  15. ^ Prown, Pete & Newquist, HP (1997). Legends of Rock Guitar: The Essential Reference of Rock's Greatest Guitarists, p. 25. Hal Leonard Corporation.
  16. ^ Chatterton (album booklet). Alain Bashung. Barclay Records. 1994. 523 111-2.{{cite AV media notes}}: CS1 maint: others in cite AV media (notes) (link)
  17. ^ "Dan Auerbach's Easy Eye Sound Label Releases Never-Before-Heard Link Wray Song "Son of Rumble"". MXDWN Music. 29 November 2017. Retrieved March 2, 2021.
  18. ^ "Steve Hoffman Music Forums". Forums.stevehoffman.tv. Retrieved March 2, 2021.
  19. ^ a b Bernstein, Adam (November 22, 2005). "Guitarist Link Wray Dies; Influenced Punk, Grunge". The Washington Post. Retrieved December 8, 2013.
  20. ^ Sisario, Ben (November 22, 2005). "Link Wray, 76, a Guitarist With Raw Rockabilly Sound, Dies". The New York Times.
  21. ^ "Guitarist Link Wray Dies At 76". Billboard.com. 21 November 2005.
  22. ^ a b c Koda, Cub. "Link Wray Biography". AllMusic. Retrieved 2022-12-10.
  23. ^ Fablo, Syd (October 16, 2016). "Link Wray – Live at The Paradiso". Rock Salted. Retrieved 2022-12-10.
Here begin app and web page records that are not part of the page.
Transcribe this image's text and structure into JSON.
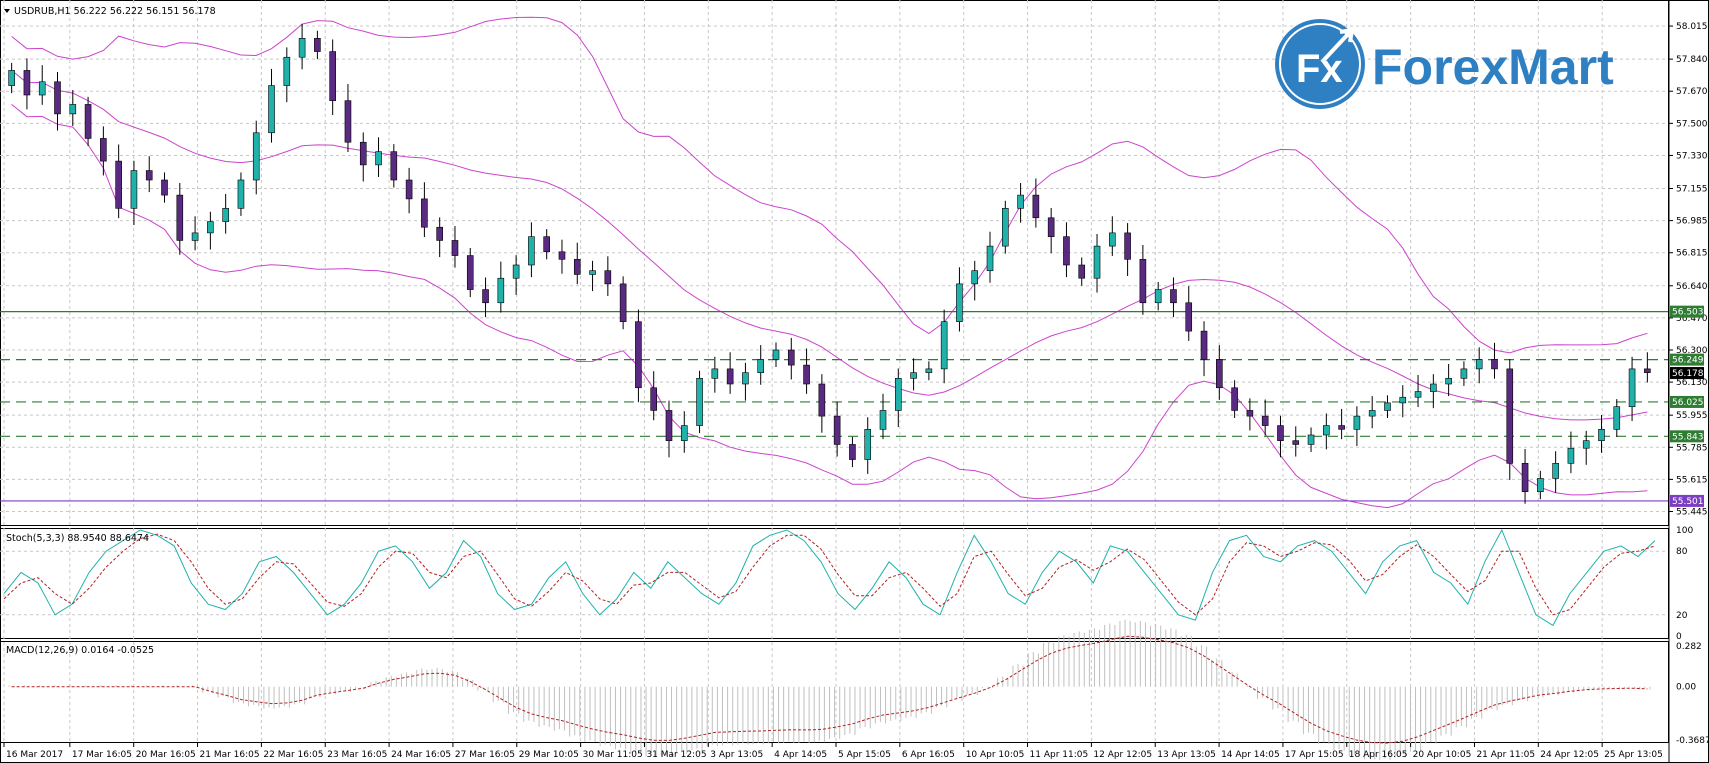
{
  "header": {
    "symbol_line": "USDRUB,H1  56.222 56.222 56.151 56.178"
  },
  "logo": {
    "mark": "Fx",
    "name": "ForexMart",
    "brand_color": "#2f80c3"
  },
  "colors": {
    "bull": "#20b2aa",
    "bear": "#5a2a82",
    "bands": "#cc44cc",
    "grid": "#c8c8c8",
    "level_green": "#2e7d32",
    "level_purple": "#7b3fc4",
    "stoch_main": "#20b2aa",
    "stoch_signal": "#b22222",
    "macd_hist": "#c0c0c0",
    "macd_signal": "#b22222"
  },
  "price_axis": {
    "ticks": [
      "58.015",
      "57.840",
      "57.670",
      "57.500",
      "57.330",
      "57.155",
      "56.985",
      "56.815",
      "56.640",
      "56.470",
      "56.300",
      "56.130",
      "55.955",
      "55.785",
      "55.615",
      "55.445"
    ]
  },
  "time_axis": {
    "labels": [
      "16 Mar 2017",
      "17 Mar 16:05",
      "20 Mar 16:05",
      "21 Mar 16:05",
      "22 Mar 16:05",
      "23 Mar 16:05",
      "24 Mar 16:05",
      "27 Mar 16:05",
      "29 Mar 10:05",
      "30 Mar 11:05",
      "31 Mar 12:05",
      "3 Apr 13:05",
      "4 Apr 14:05",
      "5 Apr 15:05",
      "6 Apr 16:05",
      "10 Apr 10:05",
      "11 Apr 11:05",
      "12 Apr 12:05",
      "13 Apr 13:05",
      "14 Apr 14:05",
      "17 Apr 15:05",
      "18 Apr 16:05",
      "20 Apr 10:05",
      "21 Apr 11:05",
      "24 Apr 12:05",
      "25 Apr 13:05"
    ]
  },
  "levels": [
    {
      "label": "56.503",
      "style": "solid",
      "color": "#2e7d32"
    },
    {
      "label": "56.249",
      "style": "dashed",
      "color": "#2e7d32"
    },
    {
      "label": "56.025",
      "style": "dashed",
      "color": "#2e7d32"
    },
    {
      "label": "55.843",
      "style": "dashed",
      "color": "#2e7d32"
    },
    {
      "label": "55.501",
      "style": "solid",
      "color": "#7b3fc4"
    }
  ],
  "current_price": {
    "label": "56.178"
  },
  "stoch": {
    "label": "Stoch(5,3,3) 88.9540 88.6474",
    "ticks": [
      "100",
      "80",
      "20",
      "0"
    ]
  },
  "macd": {
    "label": "MACD(12,26,9) 0.0164 -0.0525",
    "ticks": [
      "0.282",
      "0.00",
      "-0.3687"
    ]
  },
  "chart_data": {
    "type": "candlestick",
    "symbol": "USDRUB",
    "timeframe": "H1",
    "ohlc_last": {
      "open": 56.222,
      "high": 56.222,
      "low": 56.151,
      "close": 56.178
    },
    "ylim": [
      55.4,
      58.1
    ],
    "closes": [
      57.78,
      57.65,
      57.72,
      57.55,
      57.6,
      57.42,
      57.3,
      57.05,
      57.25,
      57.2,
      57.12,
      56.88,
      56.92,
      56.98,
      57.05,
      57.2,
      57.45,
      57.7,
      57.85,
      57.95,
      57.88,
      57.62,
      57.4,
      57.28,
      57.35,
      57.2,
      57.1,
      56.95,
      56.88,
      56.8,
      56.62,
      56.55,
      56.68,
      56.75,
      56.9,
      56.82,
      56.78,
      56.7,
      56.72,
      56.65,
      56.45,
      56.1,
      55.98,
      55.82,
      55.9,
      56.15,
      56.2,
      56.12,
      56.18,
      56.25,
      56.3,
      56.22,
      56.12,
      55.95,
      55.8,
      55.72,
      55.88,
      55.98,
      56.15,
      56.18,
      56.2,
      56.45,
      56.65,
      56.72,
      56.85,
      57.05,
      57.12,
      57.0,
      56.9,
      56.75,
      56.68,
      56.85,
      56.92,
      56.78,
      56.55,
      56.62,
      56.55,
      56.4,
      56.25,
      56.1,
      55.98,
      55.95,
      55.9,
      55.82,
      55.8,
      55.85,
      55.9,
      55.88,
      55.95,
      55.98,
      56.02,
      56.05,
      56.08,
      56.12,
      56.15,
      56.2,
      56.25,
      56.2,
      55.7,
      55.55,
      55.62,
      55.7,
      55.78,
      55.82,
      55.88,
      56.0,
      56.2,
      56.18
    ],
    "stoch_main": [
      40,
      60,
      50,
      20,
      30,
      60,
      80,
      90,
      100,
      95,
      85,
      50,
      30,
      25,
      40,
      70,
      75,
      60,
      40,
      20,
      30,
      50,
      80,
      85,
      70,
      45,
      60,
      90,
      75,
      40,
      25,
      30,
      55,
      70,
      40,
      20,
      35,
      60,
      45,
      70,
      55,
      40,
      30,
      50,
      85,
      95,
      100,
      90,
      70,
      40,
      25,
      45,
      70,
      55,
      30,
      20,
      60,
      95,
      70,
      40,
      30,
      60,
      80,
      70,
      50,
      85,
      80,
      60,
      40,
      20,
      15,
      60,
      90,
      95,
      75,
      70,
      85,
      90,
      80,
      60,
      40,
      70,
      85,
      90,
      60,
      50,
      30,
      70,
      100,
      60,
      20,
      10,
      40,
      60,
      80,
      85,
      75,
      90
    ],
    "stoch_signal": [
      35,
      50,
      55,
      40,
      30,
      45,
      65,
      80,
      92,
      96,
      90,
      70,
      45,
      30,
      35,
      55,
      70,
      68,
      50,
      32,
      28,
      40,
      65,
      80,
      78,
      60,
      55,
      75,
      80,
      58,
      35,
      28,
      42,
      60,
      52,
      35,
      30,
      48,
      50,
      60,
      60,
      48,
      36,
      42,
      65,
      85,
      95,
      95,
      82,
      58,
      38,
      38,
      55,
      60,
      45,
      28,
      40,
      75,
      80,
      58,
      38,
      45,
      65,
      72,
      62,
      70,
      82,
      72,
      52,
      32,
      20,
      35,
      70,
      88,
      85,
      75,
      80,
      88,
      86,
      72,
      52,
      58,
      75,
      86,
      75,
      58,
      42,
      52,
      80,
      80,
      45,
      20,
      25,
      45,
      65,
      78,
      80,
      85
    ],
    "macd_hist_shape": "negative -> positive -> negative -> positive -> negative -> slightly positive",
    "legend_position": "top-left"
  }
}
  24. ^ Simmonds, Jeremy (2008). The Encyclopedia of Dead Rock Stars: Heroin, Handguns, and Ham Sandwiches. Chicago Review Press. p. 559. ISBN 978-1-55652-754-8.
  25. ^ Smith, Mark E. (2009). Renegade: The Lives and Tales of Mark E. Smith. Penguin UK. ISBN 978-0141028668.
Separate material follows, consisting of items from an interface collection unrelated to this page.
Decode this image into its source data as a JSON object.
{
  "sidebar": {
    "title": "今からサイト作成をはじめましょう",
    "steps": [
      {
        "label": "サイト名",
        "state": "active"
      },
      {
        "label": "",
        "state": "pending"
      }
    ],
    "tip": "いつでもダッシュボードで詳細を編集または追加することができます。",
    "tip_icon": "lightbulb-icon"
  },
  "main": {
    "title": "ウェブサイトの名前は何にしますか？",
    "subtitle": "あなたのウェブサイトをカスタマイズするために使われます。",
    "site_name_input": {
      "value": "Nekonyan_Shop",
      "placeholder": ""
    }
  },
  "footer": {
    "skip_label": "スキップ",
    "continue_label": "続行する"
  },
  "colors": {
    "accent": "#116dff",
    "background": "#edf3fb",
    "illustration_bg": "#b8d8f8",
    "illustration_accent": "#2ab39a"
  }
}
  26. ^ "Iggy Pop – The Colbert Report". Comedy CentraL. 30 April 2013. Retrieved 2021-12-06.
  27. ^ Archived at Ghostarchive and the Wayback Machine: "BBC Documentary; Don't Be Denied". BBC. Retrieved 2009-06-10.
  28. ^ "Sign Language". Dylanchords.info. Retrieved February 4, 2020.
  29. ^ "Sign Language: the meaning behind the music and lyrics in Dylan's song". Bob-dylan.org.uk. 14 June 2016. Retrieved February 4, 2020.
  30. ^ a b Strong, Martin C. (2000). The Great Rock Discography (5th ed.). Edinburgh: Mojo Books. pp. 1084–1085. ISBN 1-84195-017-3.
  31. ^ "Hot 100 for the week ending October 15, 1977". Billboard. Vol. 89, no. 41. October 15, 1977. p. 88. Note that, despite the correct credit on the record itself, the Billboard chart credited Wray as "Link Ray".

External links[edit]